FAU - Remmers, Elaine F
AU  - Remmers EF
AD  - National Human Genome Research Institute.
FAU - Kastner, Daniel L
AU  - Kastner DL
AD  - National Human Genome Research Institute.
FAU - Wigley, Fredrick M
AU  - Wigley FM
AD  - Division of Rheumatology, Johns Hopkins University School of Medicine, Baltimore,
      MD.
FAU - Gourh, Pravitt
AU  - Gourh P
AD  - National Institute of Arthritis and Musculoskeletal and Skin Diseases, National
      Institutes of Health, Bethesda, MD, USA.
FAU - Boin, Francesco
AU  - Boin F
AD  - Division of Rheumatology, University of California San Francisco, CA.
LA  - eng
GR  - K23 AR061439/AR/NIAMS NIH HHS/United States
GR  - P50 AR054144/AR/NIAMS NIH HHS/United States
GR  - T32 AR048522/AR/NIAMS NIH HHS/United States
GR  - R03 AR065801/AR/NIAMS NIH HHS/United States

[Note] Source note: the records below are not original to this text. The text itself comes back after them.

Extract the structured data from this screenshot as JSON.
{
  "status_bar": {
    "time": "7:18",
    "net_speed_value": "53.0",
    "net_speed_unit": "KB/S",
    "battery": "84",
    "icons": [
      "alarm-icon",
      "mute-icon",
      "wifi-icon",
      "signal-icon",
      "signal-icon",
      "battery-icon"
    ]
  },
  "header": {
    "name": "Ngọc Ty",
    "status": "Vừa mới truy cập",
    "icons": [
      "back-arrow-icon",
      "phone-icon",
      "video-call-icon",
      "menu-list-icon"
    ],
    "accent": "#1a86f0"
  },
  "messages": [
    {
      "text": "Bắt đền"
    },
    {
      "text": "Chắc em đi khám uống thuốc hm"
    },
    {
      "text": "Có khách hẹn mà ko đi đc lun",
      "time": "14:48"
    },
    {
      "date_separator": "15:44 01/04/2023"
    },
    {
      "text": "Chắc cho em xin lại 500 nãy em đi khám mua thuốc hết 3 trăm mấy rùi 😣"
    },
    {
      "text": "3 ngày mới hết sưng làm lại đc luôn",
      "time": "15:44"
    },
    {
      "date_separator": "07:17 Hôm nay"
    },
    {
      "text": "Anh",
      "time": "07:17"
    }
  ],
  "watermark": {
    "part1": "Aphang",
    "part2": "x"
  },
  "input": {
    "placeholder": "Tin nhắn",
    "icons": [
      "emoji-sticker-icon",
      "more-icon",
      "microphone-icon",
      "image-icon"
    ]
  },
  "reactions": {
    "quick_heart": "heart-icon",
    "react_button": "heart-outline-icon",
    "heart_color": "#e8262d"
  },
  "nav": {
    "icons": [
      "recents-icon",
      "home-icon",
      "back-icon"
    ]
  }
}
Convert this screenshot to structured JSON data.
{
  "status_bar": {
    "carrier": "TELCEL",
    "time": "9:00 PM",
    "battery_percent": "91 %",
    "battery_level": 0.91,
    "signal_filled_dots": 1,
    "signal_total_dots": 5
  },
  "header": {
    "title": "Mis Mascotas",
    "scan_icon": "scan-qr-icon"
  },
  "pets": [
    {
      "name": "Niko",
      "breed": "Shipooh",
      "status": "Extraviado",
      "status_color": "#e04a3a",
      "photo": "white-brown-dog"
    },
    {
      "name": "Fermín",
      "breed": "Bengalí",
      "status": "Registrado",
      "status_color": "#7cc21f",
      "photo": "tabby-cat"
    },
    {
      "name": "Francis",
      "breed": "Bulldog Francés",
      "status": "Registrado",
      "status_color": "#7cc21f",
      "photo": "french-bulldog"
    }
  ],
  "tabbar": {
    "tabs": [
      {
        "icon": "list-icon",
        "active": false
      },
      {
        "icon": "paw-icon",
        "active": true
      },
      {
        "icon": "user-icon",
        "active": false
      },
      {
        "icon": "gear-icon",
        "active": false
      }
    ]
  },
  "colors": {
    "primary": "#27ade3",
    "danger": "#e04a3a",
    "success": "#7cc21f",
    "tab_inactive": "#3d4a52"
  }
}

GR  - K01 AR067280/AR/NIAMS NIH HHS/United States
GR  - UL1 TR000062/TR/NCATS NIH HHS/United States
GR  - K24 AR063120/AR/NIAMS NIH HHS/United States
GR  - UL1 RR029882/RR/NCRR NIH HHS/United States
GR  - N01AR02251/AR/NIAMS NIH HHS/United States
GR  - R01 AR055258/AR/NIAMS NIH HHS/United States
GR  - P60 AR062755/AR/NIAMS NIH HHS/United States
PT  - Journal Article
PT  - Multicenter Study
PL  - United States
TA  - Medicine (Baltimore)
JT  - Medicine
JID - 2985248R
SB  - AIM
SB  - IM
MH  - Adult
MH  - African Americans
MH  - Chromosome Mapping
MH  - Cohort Studies
MH  - Cross-Sectional Studies
MH  - Databases, Factual
MH  - Female
MH  - Humans
MH  - Male
MH  - Prevalence
MH  - Prospective Studies
MH  - Retrospective Studies
MH  - Scleroderma, Systemic/blood/*epidemiology/ethnology/physiopathology
MH  - Severity of Illness Index
MH  - Socioeconomic Factors
MH  - United States/epidemiology
PMC - PMC5758130
EDAT- 2018/02/03 06:00
MHDA- 2018/02/14 06:00
CRDT- 2018/02/03 06:00
PHST- 2018/02/03 06:00 [entrez]
PHST- 2018/02/03 06:00 [pubmed]
PHST- 2018/02/14 06:00 [medline]
AID - 10.1097/MD.0000000000008980 [doi]
AID - 00005792-201712220-00015 [pii]
PST - ppublish
SO  - Medicine (Baltimore). 2017 Dec;96(51):e8980. doi: 10.1097/MD.0000000000008980.